Gov. Mike Easley today launched a new effort by the Department of Revenue to collect $150 million in back taxes during the next two years. In a ceremony held at the State Capitol, Gov. Easley signed into law SB 353 or 'Project Collect Tax' -- an initiative that will focus on collecting overdue individual and corporate taxes.
"This is money that would pay the cost of educating our children, of paving our roads and highways, of keeping our air and our environment clean," Easley said.
Through Project Collect Tax, the Department of Revenue will begin to collect money owed from delinquent taxpayers who have ignored requests for payment and repeated efforts by the Department to reach a reasonable agreement. The new law allows the Department to charge delinquent taxpayers an additional fee that will help cover the costs of collecting these taxes.
Starting August 22, 2001, the Department will send a notice to every taxpayer who has an account with the Department that is at least 90 days past due. The Department estimates there are at least 490,000 such accounts and expects to collect $150 million in back taxes over the next two years.
"Ninety percent of our citizens and businesses pay their taxes on time and according to the law," said Revenue Secretary Norris Tolson. "The other ten percent are forcing us to use honest taxpayers' money to subsidize them. That day is over."
Sen. John Kerr, Rep. Gordon Allen, and Rep. Joe Tolson joined Gov. Easley and Secretary Tolson for the bill signing ceremony to kick off the effort.
After receiving a notice from the state Department of Revenue, taxpayers will have 30 days to contact the Department and settle their accounts. After those 30 days, the Department will begin its full-scale effort to collect any funds that have not been paid and a 20 percent collection fee will be imposed. Under Project Collect Tax, taxpayers who already have payment plans with the Department of Revenue to settle tax debts will not have to pay the collection fee.

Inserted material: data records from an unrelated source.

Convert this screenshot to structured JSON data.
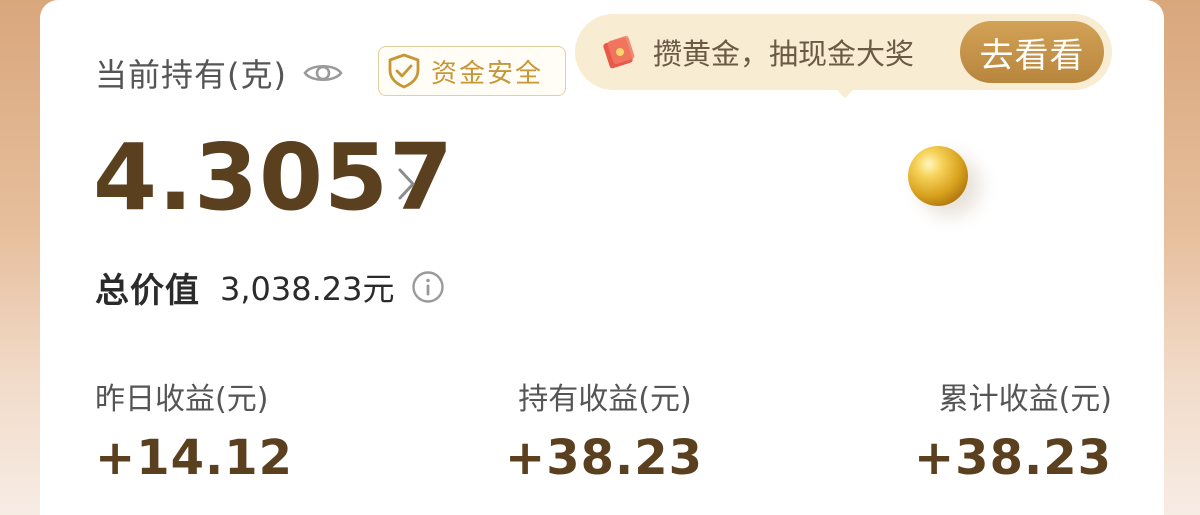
{
  "holding": {
    "label": "当前持有(克)",
    "grams": "4.3057",
    "badge_text": "资金安全"
  },
  "promo": {
    "text": "攒黄金，抽现金大奖",
    "button_label": "去看看"
  },
  "total": {
    "label": "总价值",
    "value": "3,038.23元"
  },
  "stats": [
    {
      "label": "昨日收益(元)",
      "value": "+14.12"
    },
    {
      "label": "持有收益(元)",
      "value": "+38.23"
    },
    {
      "label": "累计收益(元)",
      "value": "+38.23"
    }
  ],
  "icons": {
    "eye": "eye-icon",
    "shield": "shield-check-icon",
    "gift": "red-envelope-icon",
    "chevron": "chevron-right-icon",
    "info": "info-icon",
    "gold": "gold-bead-icon"
  },
  "colors": {
    "accent_brown": "#5b4020",
    "gold": "#c79637",
    "promo_bg": "#f8ecd2",
    "button_gold": "#c39147"
  }
}
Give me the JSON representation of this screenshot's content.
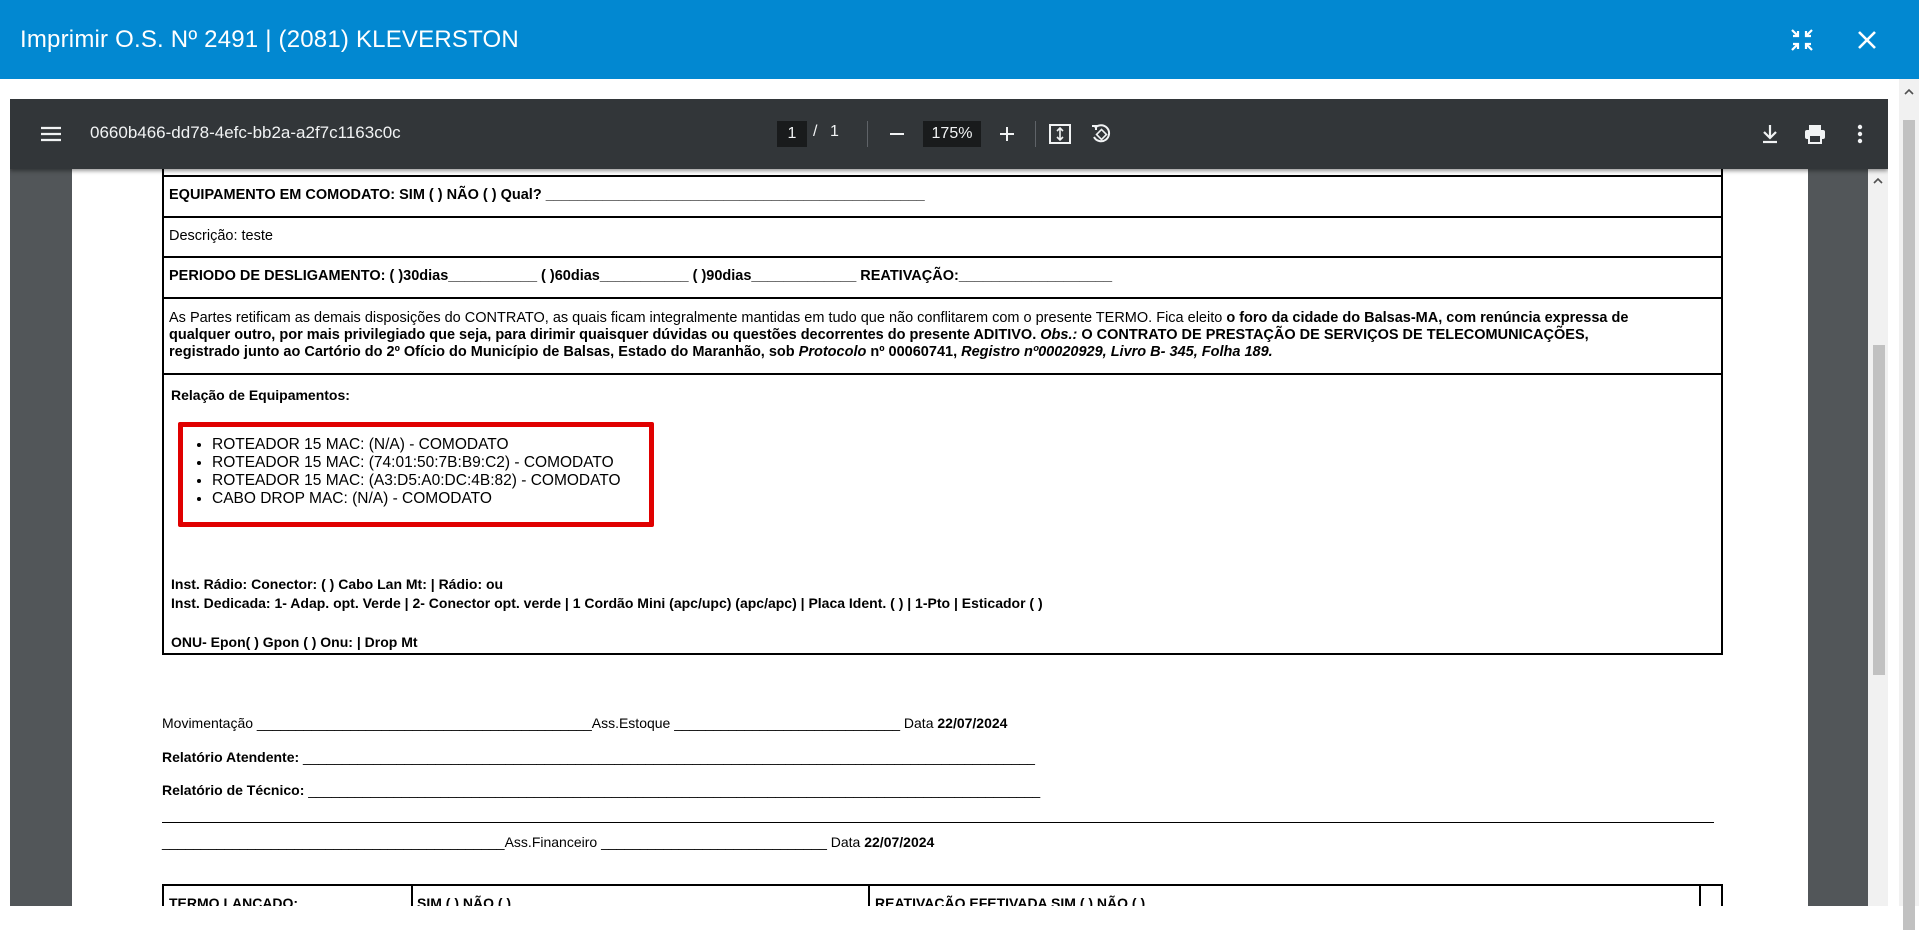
{
  "modal": {
    "title": "Imprimir O.S. Nº 2491 | (2081) KLEVERSTON",
    "minimize_icon": "collapse-arrows-icon",
    "close_icon": "close-icon"
  },
  "toolbar": {
    "menu_icon": "hamburger-menu-icon",
    "document_name": "0660b466-dd78-4efc-bb2a-a2f7c1163c0c",
    "current_page": "1",
    "page_separator": "/",
    "total_pages": "1",
    "zoom_out_icon": "minus-icon",
    "zoom_value": "175%",
    "zoom_in_icon": "plus-icon",
    "fit_icon": "fit-to-page-icon",
    "rotate_icon": "rotate-icon",
    "download_icon": "download-icon",
    "print_icon": "print-icon",
    "more_icon": "more-vertical-icon"
  },
  "document": {
    "comodato": "EQUIPAMENTO EM COMODATO: SIM ( ) NÃO ( ) Qual? _______________________________________________",
    "descricao": "Descrição: teste",
    "periodo": "PERIODO DE DESLIGAMENTO: (   )30dias___________  (   )60dias___________  (   )90dias_____________  REATIVAÇÃO:___________________",
    "partes_line1_a": "As Partes retificam as demais disposições do CONTRATO, as quais ficam integralmente mantidas em tudo que não conflitarem com o presente TERMO. Fica eleito ",
    "partes_line1_b": "o foro da cidade do Balsas-MA, com renúncia expressa de",
    "partes_line2_a": "qualquer outro, por mais privilegiado que seja, para dirimir  quaisquer dúvidas ou questões decorrentes do presente ADITIVO. ",
    "partes_line2_b": "Obs.:",
    "partes_line2_c": " O CONTRATO DE PRESTAÇÃO DE SERVIÇOS DE TELECOMUNICAÇÕES,",
    "partes_line3_a": "registrado junto ao Cartório do 2º Ofício do Município de Balsas, Estado do Maranhão, sob ",
    "partes_line3_b": "Protocolo",
    "partes_line3_c": " nº 00060741, ",
    "partes_line3_d": "Registro nº00020929, Livro B- 345, Folha 189.",
    "relacao_title": "Relação de Equipamentos:",
    "equipamentos": [
      "ROTEADOR 15 MAC: (N/A) - COMODATO",
      "ROTEADOR 15 MAC: (74:01:50:7B:B9:C2) - COMODATO",
      "ROTEADOR 15 MAC: (A3:D5:A0:DC:4B:82) - COMODATO",
      "CABO DROP MAC: (N/A) - COMODATO"
    ],
    "inst_radio": "Inst. Rádio: Conector: ( ) Cabo Lan Mt: | Rádio: ou",
    "inst_dedicada": "Inst. Dedicada: 1- Adap. opt. Verde | 2- Conector opt. verde | 1 Cordão Mini (apc/upc) (apc/apc) | Placa Ident. (    ) | 1-Pto | Esticador (  )",
    "onu": "ONU- Epon(     ) Gpon (     )  Onu: | Drop Mt",
    "movimentacao": "Movimentação ___________________________________________Ass.Estoque _____________________________ Data ",
    "movimentacao_date": "22/07/2024",
    "relatorio_atendente_label": "Relatório Atendente:",
    "relatorio_atendente_line": " ______________________________________________________________________________________________",
    "relatorio_tecnico_label": "Relatório de Técnico:",
    "relatorio_tecnico_line": " ______________________________________________________________________________________________",
    "financeiro": "____________________________________________Ass.Financeiro _____________________________ Data ",
    "financeiro_date": "22/07/2024",
    "termo_lancado": "TERMO LANÇADO:",
    "sim_nao": "SIM (    ) NÃO (    )",
    "reativacao_efetivada": "REATIVAÇÃO EFETIVADA SIM (    ) NÃO (    )"
  }
}
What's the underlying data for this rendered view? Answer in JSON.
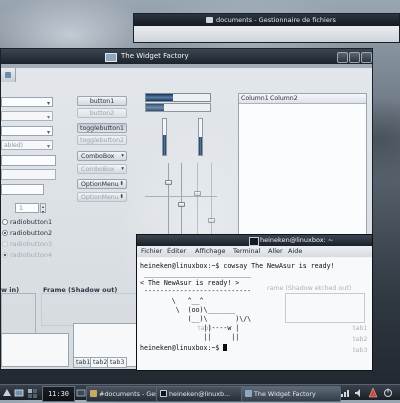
{
  "colors": {
    "accent": "#2a4a75",
    "panel": "#232a32",
    "progress": "#1e3a60"
  },
  "nautilus": {
    "title": "documents - Gestionnaire de fichiers"
  },
  "widget_factory": {
    "title": "The Widget Factory",
    "left_partial": {
      "disabled_fragment": "abled)"
    },
    "spin_value": "1",
    "buttons": {
      "button1": "button1",
      "button2": "button2",
      "togglebutton1": "togglebutton1",
      "togglebutton2": "togglebutton2"
    },
    "combos": [
      {
        "label": "ComboBox",
        "enabled": true
      },
      {
        "label": "ComboBox",
        "enabled": false
      },
      {
        "label": "OptionMenu",
        "enabled": true
      },
      {
        "label": "OptionMenu",
        "enabled": false
      }
    ],
    "radios": [
      {
        "label": "radiobutton1",
        "checked": false,
        "enabled": true
      },
      {
        "label": "radiobutton2",
        "checked": true,
        "enabled": true
      },
      {
        "label": "radiobutton3",
        "checked": false,
        "enabled": false
      },
      {
        "label": "radiobutton4",
        "checked": true,
        "enabled": false
      }
    ],
    "progress_bars": [
      0.42,
      0.28
    ],
    "scales": [
      0.55,
      0.5
    ],
    "tree": {
      "columns": [
        "Column1",
        "Column2"
      ]
    },
    "frames": {
      "shadow_in": "w in)",
      "shadow_out": "Frame (Shadow out)"
    },
    "tabs": [
      "tab1",
      "tab2",
      "tab3"
    ]
  },
  "terminal": {
    "title": "heineken@linuxbox: ~",
    "menu": [
      "Fichier",
      "Éditer",
      "Affichage",
      "Terminal",
      "Aller",
      "Aide"
    ],
    "lines": [
      "heineken@linuxbox:~$ cowsay The NewAsur is ready!",
      " ___________________________",
      "< The NewAsur is ready! >",
      " ---------------------------",
      "        \\   ^__^",
      "         \\  (oo)\\_______",
      "            (__)\\       )\\/\\",
      "                ||----w |",
      "                ||     ||",
      "heineken@linuxbox:~$ "
    ],
    "ghost": {
      "frame_out_etched": "rame (Shadow etched out)",
      "tab1": "tab1",
      "tab2": "tab2",
      "tab3": "tab3",
      "behind_tab1": "tab1"
    }
  },
  "panel": {
    "clock": "11:30",
    "tasks": [
      {
        "label": "#documents - Gest",
        "icon_color": "#c9a766"
      },
      {
        "label": "heineken@linuxb...",
        "icon_color": "#101418"
      },
      {
        "label": "The Widget Factory",
        "icon_color": "#8ea7c2"
      }
    ]
  }
}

"We intend to be fair, honest, and straightforward in all our dealings with taxpayers -- just as we always have been," said Tolson. "However we cannot allow the number of unpaid tax accounts to continue to grow. It is not fair to honest taxpayers and it is a disservice to future generations of North Carolinians."